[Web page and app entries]
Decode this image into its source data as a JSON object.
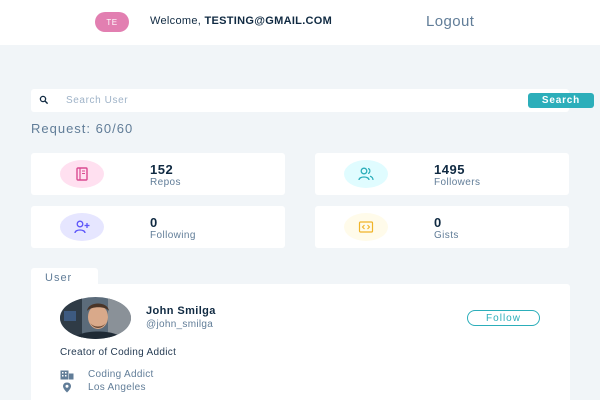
{
  "navbar": {
    "avatar_initials": "TE",
    "welcome_prefix": "Welcome, ",
    "user_email": "TESTING@GMAIL.COM",
    "logout_label": "Logout"
  },
  "search": {
    "placeholder": "Search User",
    "value": "",
    "button_label": "Search"
  },
  "requests": {
    "text": "Request: 60/60"
  },
  "stats": [
    {
      "value": "152",
      "label": "Repos",
      "icon": "book-icon",
      "color": "#da4a91",
      "bg": "#ffe0f0"
    },
    {
      "value": "1495",
      "label": "Followers",
      "icon": "users-icon",
      "color": "#2caeba",
      "bg": "#e0fcff"
    },
    {
      "value": "0",
      "label": "Following",
      "icon": "user-plus-icon",
      "color": "#5d55fa",
      "bg": "#e6e6ff"
    },
    {
      "value": "0",
      "label": "Gists",
      "icon": "code-icon",
      "color": "#f0b429",
      "bg": "#fffbea"
    }
  ],
  "user_card": {
    "tab_label": "User",
    "name": "John Smilga",
    "handle": "@john_smilga",
    "follow_label": "Follow",
    "bio": "Creator of Coding Addict",
    "company": "Coding Addict",
    "location": "Los Angeles"
  },
  "colors": {
    "accent": "#2caeba",
    "background": "#f1f5f8",
    "text_dark": "#102a42",
    "text_muted": "#617d98"
  }
}
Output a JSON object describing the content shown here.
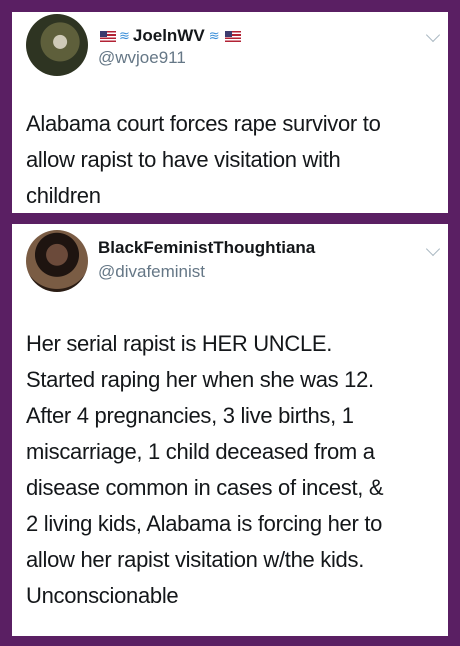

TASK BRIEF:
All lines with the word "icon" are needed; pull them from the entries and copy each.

TASK ANSWER:
      "icon": "book-icon",
      "icon": "users-icon",
      "icon": "user-plus-icon",
      "icon": "code-icon",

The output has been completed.